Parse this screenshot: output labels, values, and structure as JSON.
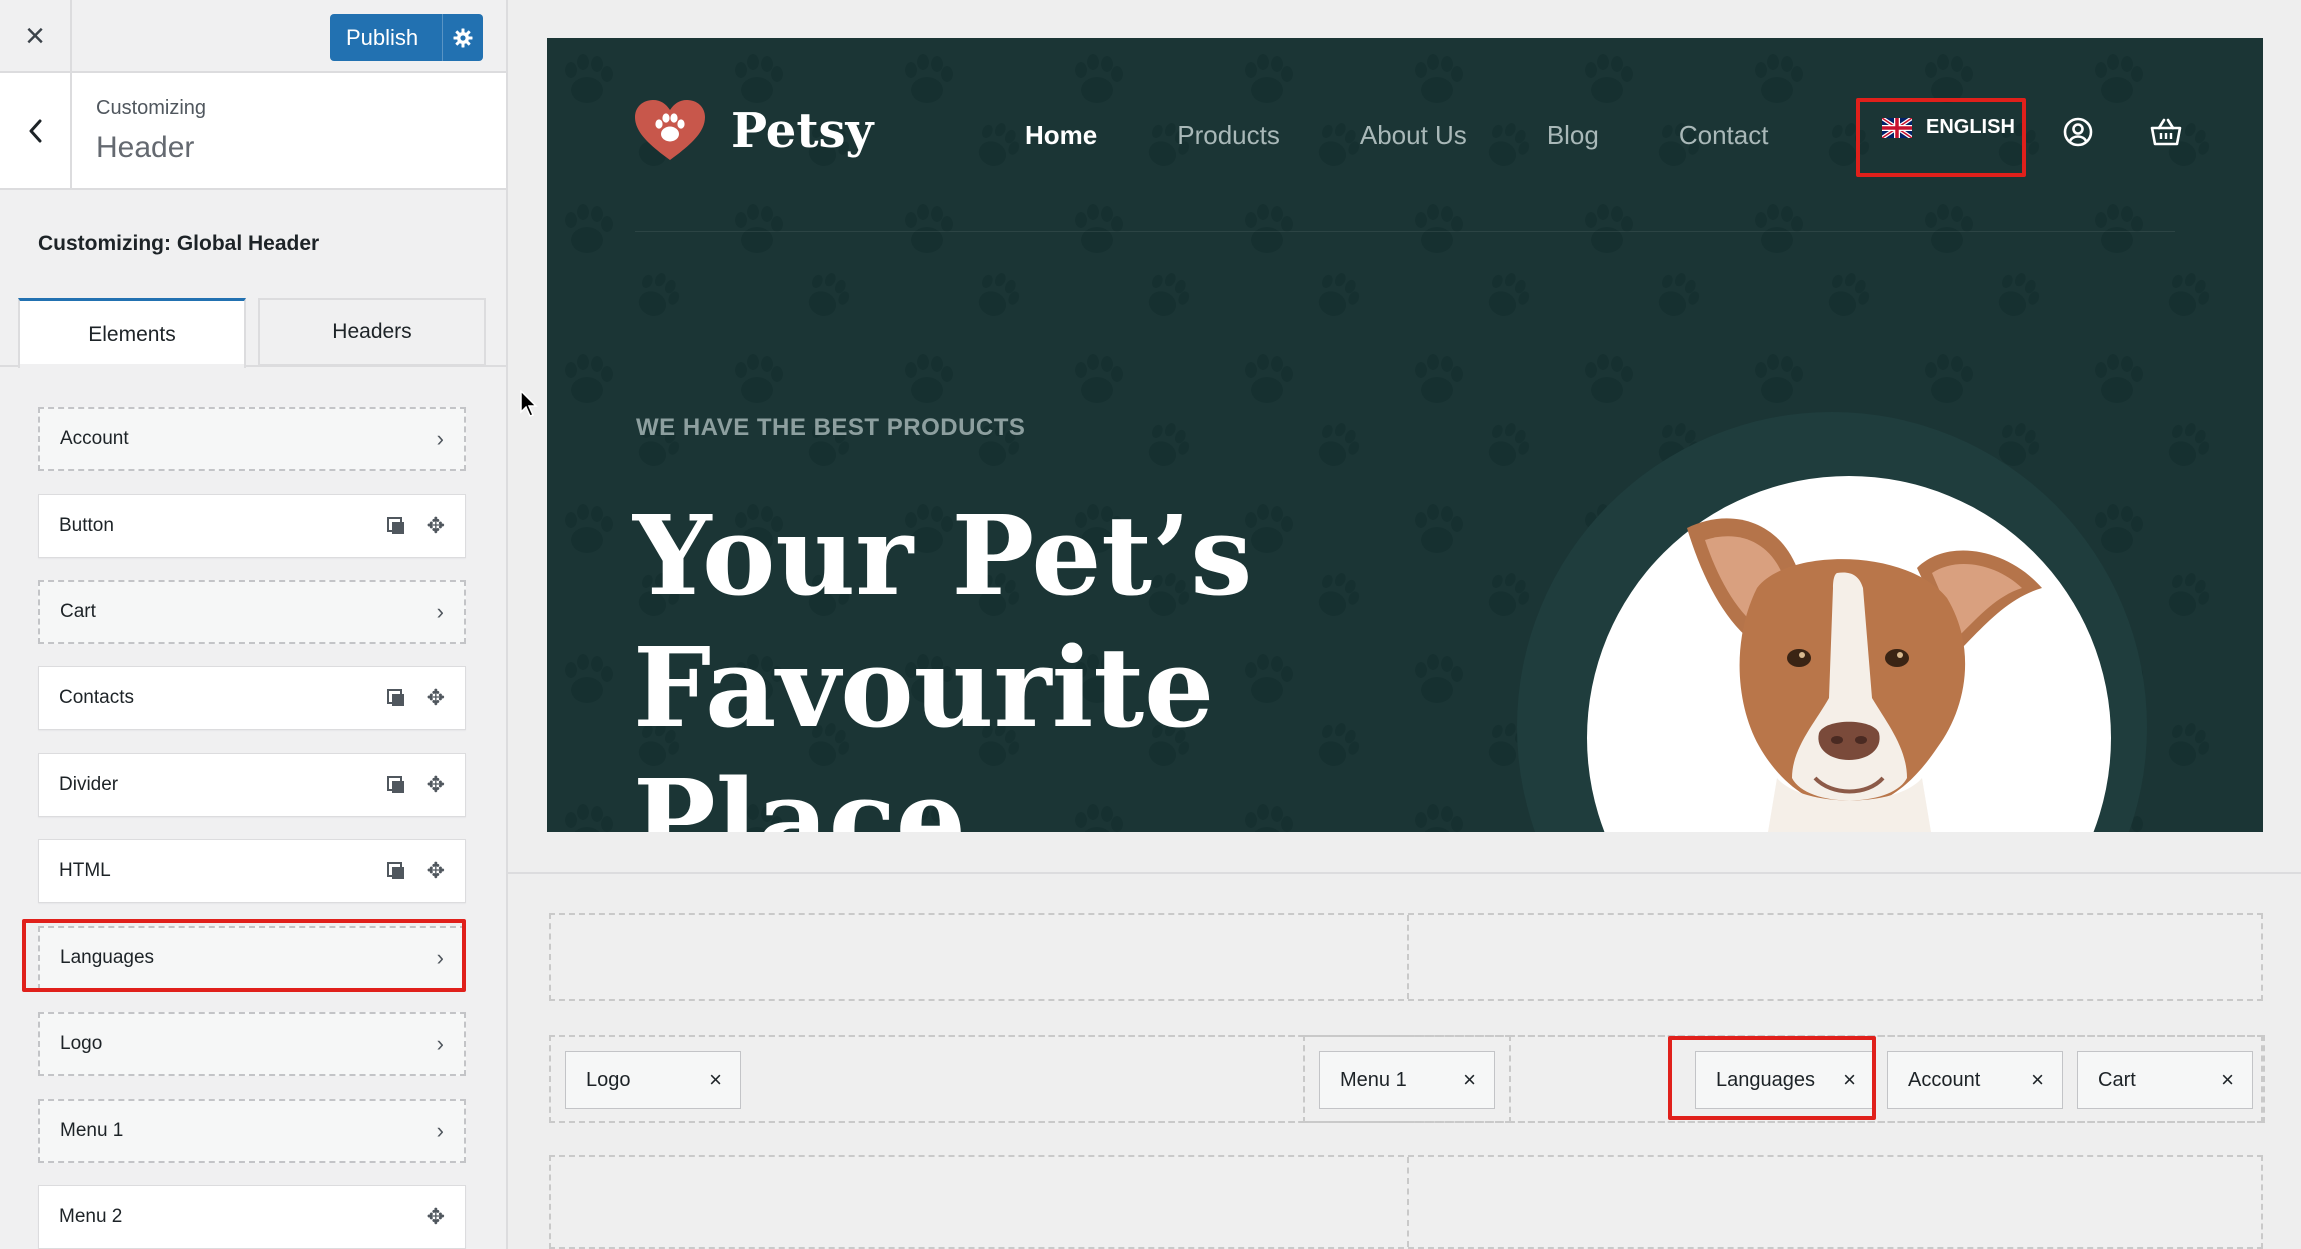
{
  "topbar": {
    "close_icon": "×",
    "publish_label": "Publish",
    "publish_settings_icon": "gear-icon"
  },
  "panel": {
    "back_icon": "‹",
    "crumb_small": "Customizing",
    "crumb_big": "Header",
    "section_heading": "Customizing: Global Header"
  },
  "tabs": {
    "elements": "Elements",
    "headers": "Headers"
  },
  "elements": [
    {
      "label": "Account",
      "style": "dashed",
      "action": "chevron"
    },
    {
      "label": "Button",
      "style": "solid",
      "action": "duplicate-move"
    },
    {
      "label": "Cart",
      "style": "dashed",
      "action": "chevron"
    },
    {
      "label": "Contacts",
      "style": "solid",
      "action": "duplicate-move"
    },
    {
      "label": "Divider",
      "style": "solid",
      "action": "duplicate-move"
    },
    {
      "label": "HTML",
      "style": "solid",
      "action": "duplicate-move"
    },
    {
      "label": "Languages",
      "style": "dashed",
      "action": "chevron",
      "highlighted": true
    },
    {
      "label": "Logo",
      "style": "dashed",
      "action": "chevron"
    },
    {
      "label": "Menu 1",
      "style": "dashed",
      "action": "chevron"
    },
    {
      "label": "Menu 2",
      "style": "solid",
      "action": "move"
    }
  ],
  "preview": {
    "site_name": "Petsy",
    "nav": [
      "Home",
      "Products",
      "About Us",
      "Blog",
      "Contact"
    ],
    "nav_active": "Home",
    "language": "ENGLISH",
    "hero_tag": "WE HAVE THE BEST PRODUCTS",
    "hero_title": "Your Pet’s Favourite Place",
    "colors": {
      "background": "#1b3535",
      "logo_heart": "#c8574b",
      "highlight": "#e0201b",
      "publish": "#2271b1"
    }
  },
  "builder": {
    "chips": [
      {
        "label": "Logo",
        "close": "×"
      },
      {
        "label": "Menu 1",
        "close": "×"
      },
      {
        "label": "Languages",
        "close": "×",
        "highlighted": true
      },
      {
        "label": "Account",
        "close": "×"
      },
      {
        "label": "Cart",
        "close": "×"
      }
    ]
  }
}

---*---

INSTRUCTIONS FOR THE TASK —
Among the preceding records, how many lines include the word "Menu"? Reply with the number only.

EXPECTED OUTPUT —
3